◆ EXERCISE DETAILS:
Report only how many lines of the records contain the word "true".

[Source records]
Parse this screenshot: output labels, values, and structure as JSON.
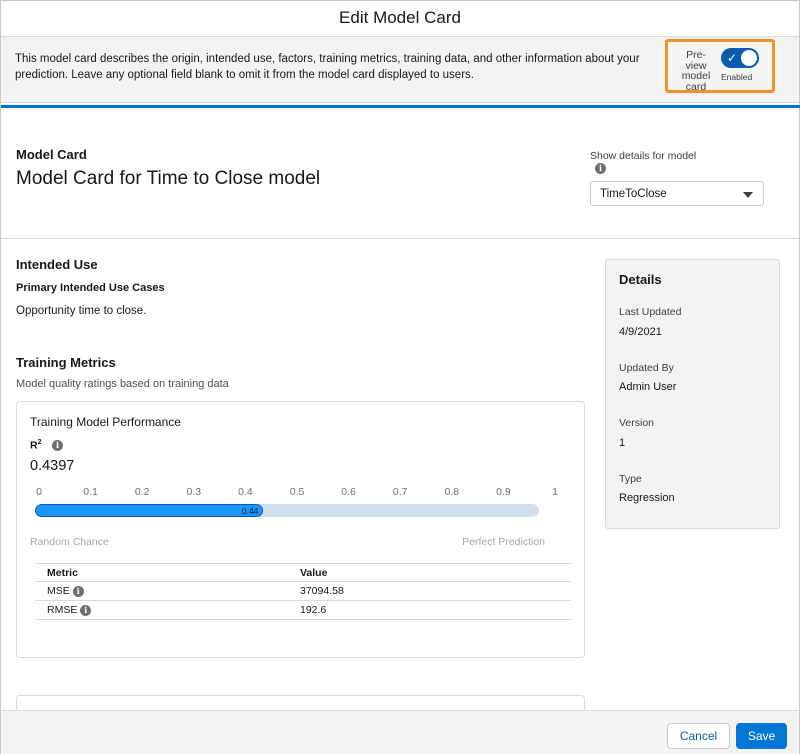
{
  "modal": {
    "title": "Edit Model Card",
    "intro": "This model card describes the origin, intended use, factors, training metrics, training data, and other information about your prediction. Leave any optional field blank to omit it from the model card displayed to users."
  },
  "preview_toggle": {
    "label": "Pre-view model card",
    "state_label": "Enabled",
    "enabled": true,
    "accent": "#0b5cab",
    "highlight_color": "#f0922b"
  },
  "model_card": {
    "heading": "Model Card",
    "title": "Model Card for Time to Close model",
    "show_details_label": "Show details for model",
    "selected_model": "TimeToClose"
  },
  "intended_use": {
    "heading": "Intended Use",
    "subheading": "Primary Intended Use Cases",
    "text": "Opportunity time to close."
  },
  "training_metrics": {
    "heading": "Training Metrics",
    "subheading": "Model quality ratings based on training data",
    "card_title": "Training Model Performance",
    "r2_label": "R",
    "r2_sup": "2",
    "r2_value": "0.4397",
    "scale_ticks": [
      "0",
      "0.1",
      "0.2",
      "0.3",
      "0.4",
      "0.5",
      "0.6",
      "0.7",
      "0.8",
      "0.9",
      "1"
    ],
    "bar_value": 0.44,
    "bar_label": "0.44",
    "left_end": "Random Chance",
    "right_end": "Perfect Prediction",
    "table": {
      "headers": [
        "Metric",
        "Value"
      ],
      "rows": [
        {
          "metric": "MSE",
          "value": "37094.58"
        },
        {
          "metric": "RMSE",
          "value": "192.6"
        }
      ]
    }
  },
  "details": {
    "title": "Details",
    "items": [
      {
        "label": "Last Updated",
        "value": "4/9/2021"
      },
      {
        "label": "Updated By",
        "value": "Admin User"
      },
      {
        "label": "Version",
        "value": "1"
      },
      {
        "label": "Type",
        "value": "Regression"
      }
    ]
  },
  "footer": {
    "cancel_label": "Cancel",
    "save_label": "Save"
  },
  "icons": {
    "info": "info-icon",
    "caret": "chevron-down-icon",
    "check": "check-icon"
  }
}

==

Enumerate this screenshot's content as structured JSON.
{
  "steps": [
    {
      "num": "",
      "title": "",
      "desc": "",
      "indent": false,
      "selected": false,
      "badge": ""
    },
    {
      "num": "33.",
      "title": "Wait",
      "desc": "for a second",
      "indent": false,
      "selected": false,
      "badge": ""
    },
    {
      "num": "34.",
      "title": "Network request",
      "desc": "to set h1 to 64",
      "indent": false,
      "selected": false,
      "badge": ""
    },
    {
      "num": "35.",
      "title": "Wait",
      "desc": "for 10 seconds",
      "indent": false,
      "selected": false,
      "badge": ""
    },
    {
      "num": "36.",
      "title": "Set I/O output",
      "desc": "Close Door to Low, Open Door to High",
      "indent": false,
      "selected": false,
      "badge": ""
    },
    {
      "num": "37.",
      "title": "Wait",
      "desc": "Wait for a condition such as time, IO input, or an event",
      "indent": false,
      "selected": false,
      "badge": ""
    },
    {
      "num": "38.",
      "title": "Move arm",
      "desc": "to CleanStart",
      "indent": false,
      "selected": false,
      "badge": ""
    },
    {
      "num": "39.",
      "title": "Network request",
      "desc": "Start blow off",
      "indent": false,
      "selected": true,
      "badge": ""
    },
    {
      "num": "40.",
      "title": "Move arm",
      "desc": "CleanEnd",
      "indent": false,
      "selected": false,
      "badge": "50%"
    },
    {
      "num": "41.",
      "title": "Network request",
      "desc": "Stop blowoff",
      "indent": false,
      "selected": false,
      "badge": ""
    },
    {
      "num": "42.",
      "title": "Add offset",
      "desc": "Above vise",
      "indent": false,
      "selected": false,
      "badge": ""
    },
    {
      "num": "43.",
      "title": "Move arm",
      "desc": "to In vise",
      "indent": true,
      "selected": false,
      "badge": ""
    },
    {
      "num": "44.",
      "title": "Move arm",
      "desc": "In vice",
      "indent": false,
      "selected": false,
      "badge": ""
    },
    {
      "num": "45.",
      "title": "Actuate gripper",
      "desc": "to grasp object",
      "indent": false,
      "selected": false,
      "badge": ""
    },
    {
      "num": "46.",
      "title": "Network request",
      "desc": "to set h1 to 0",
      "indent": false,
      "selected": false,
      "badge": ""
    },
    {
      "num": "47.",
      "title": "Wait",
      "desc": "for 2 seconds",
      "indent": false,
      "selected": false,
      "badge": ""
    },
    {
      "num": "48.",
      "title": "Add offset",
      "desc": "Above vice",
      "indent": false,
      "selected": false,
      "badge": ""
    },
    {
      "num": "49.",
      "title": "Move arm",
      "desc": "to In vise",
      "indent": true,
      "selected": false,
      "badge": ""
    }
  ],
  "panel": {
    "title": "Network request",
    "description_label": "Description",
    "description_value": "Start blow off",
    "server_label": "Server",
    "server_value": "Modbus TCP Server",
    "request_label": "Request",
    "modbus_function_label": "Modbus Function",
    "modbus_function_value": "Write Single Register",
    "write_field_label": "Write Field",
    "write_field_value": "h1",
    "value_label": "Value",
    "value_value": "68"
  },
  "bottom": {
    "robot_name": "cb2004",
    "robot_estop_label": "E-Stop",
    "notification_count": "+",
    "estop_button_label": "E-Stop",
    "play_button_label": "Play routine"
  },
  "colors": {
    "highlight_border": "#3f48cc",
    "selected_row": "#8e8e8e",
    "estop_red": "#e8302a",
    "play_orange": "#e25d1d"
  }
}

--

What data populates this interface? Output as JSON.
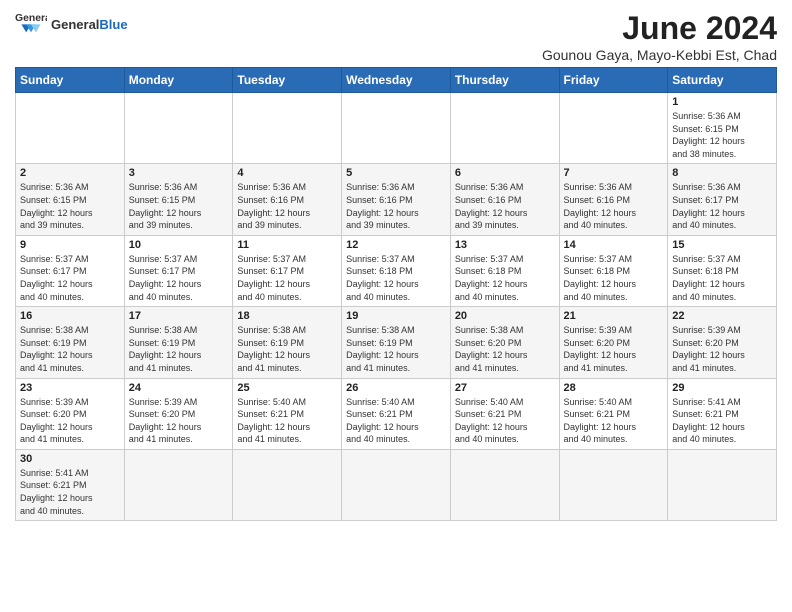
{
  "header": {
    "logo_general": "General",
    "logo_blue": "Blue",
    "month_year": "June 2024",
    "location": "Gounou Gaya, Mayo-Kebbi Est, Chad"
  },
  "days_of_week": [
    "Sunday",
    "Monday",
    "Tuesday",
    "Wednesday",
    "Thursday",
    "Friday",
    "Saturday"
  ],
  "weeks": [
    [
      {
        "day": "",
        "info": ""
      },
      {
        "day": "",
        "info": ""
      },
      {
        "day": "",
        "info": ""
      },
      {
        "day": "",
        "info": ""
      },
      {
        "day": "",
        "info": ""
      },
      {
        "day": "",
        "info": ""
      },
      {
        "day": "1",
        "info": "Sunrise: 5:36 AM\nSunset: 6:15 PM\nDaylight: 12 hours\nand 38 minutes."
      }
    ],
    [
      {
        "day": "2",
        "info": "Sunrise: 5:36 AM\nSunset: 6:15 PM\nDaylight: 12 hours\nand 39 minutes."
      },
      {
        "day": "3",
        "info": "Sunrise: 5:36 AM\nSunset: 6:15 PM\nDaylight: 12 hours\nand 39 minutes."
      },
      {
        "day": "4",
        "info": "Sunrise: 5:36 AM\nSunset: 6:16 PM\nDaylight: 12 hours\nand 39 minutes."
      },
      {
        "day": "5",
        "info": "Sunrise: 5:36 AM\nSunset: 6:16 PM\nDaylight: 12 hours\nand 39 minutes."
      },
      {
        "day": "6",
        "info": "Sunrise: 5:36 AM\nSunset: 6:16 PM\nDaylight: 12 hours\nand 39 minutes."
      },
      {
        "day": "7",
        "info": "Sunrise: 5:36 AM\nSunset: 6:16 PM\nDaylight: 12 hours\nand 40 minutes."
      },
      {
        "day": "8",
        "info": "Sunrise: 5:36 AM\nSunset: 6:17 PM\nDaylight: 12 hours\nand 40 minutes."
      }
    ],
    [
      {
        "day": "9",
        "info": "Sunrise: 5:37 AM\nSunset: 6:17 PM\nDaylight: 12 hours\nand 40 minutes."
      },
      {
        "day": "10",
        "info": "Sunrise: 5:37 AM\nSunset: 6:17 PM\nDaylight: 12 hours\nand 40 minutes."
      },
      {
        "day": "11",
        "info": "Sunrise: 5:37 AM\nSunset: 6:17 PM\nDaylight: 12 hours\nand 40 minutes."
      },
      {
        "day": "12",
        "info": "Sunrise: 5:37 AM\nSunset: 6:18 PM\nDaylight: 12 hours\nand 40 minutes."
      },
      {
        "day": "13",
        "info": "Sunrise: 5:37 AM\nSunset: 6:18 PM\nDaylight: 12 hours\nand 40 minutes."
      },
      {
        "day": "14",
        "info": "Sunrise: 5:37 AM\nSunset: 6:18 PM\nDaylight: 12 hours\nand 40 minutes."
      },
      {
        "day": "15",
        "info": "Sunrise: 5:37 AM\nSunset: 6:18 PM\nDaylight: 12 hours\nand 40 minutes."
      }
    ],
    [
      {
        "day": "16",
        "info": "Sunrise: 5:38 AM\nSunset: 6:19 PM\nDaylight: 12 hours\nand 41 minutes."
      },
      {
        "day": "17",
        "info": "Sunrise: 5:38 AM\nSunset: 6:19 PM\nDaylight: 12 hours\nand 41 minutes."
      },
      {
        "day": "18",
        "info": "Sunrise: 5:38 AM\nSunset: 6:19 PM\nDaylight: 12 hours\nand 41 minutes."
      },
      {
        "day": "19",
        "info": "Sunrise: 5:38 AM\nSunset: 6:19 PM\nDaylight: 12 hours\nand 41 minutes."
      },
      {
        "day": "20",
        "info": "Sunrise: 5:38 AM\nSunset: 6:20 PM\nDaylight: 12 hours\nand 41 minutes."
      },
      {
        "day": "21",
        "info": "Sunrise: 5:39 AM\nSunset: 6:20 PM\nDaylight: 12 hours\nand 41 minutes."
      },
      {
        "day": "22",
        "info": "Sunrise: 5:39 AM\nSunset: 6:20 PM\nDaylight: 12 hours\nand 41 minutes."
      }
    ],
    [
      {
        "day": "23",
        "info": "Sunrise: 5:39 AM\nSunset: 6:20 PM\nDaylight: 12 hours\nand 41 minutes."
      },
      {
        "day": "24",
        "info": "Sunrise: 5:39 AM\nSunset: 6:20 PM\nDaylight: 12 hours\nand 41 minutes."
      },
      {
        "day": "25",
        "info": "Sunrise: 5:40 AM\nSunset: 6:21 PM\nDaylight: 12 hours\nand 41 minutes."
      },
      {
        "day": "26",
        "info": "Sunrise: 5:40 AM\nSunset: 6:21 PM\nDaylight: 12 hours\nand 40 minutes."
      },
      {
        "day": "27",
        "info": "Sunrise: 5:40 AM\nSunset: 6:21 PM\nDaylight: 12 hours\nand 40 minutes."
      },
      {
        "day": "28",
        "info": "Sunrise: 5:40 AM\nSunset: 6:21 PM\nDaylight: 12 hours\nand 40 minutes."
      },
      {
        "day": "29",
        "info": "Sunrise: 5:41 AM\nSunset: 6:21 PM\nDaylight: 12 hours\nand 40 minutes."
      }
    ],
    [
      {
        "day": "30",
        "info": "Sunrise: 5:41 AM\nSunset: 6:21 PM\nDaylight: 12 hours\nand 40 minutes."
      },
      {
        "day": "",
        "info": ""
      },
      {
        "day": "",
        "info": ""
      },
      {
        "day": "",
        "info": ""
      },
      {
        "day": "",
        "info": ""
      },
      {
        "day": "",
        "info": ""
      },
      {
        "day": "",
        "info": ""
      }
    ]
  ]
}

◆ REPLY:
4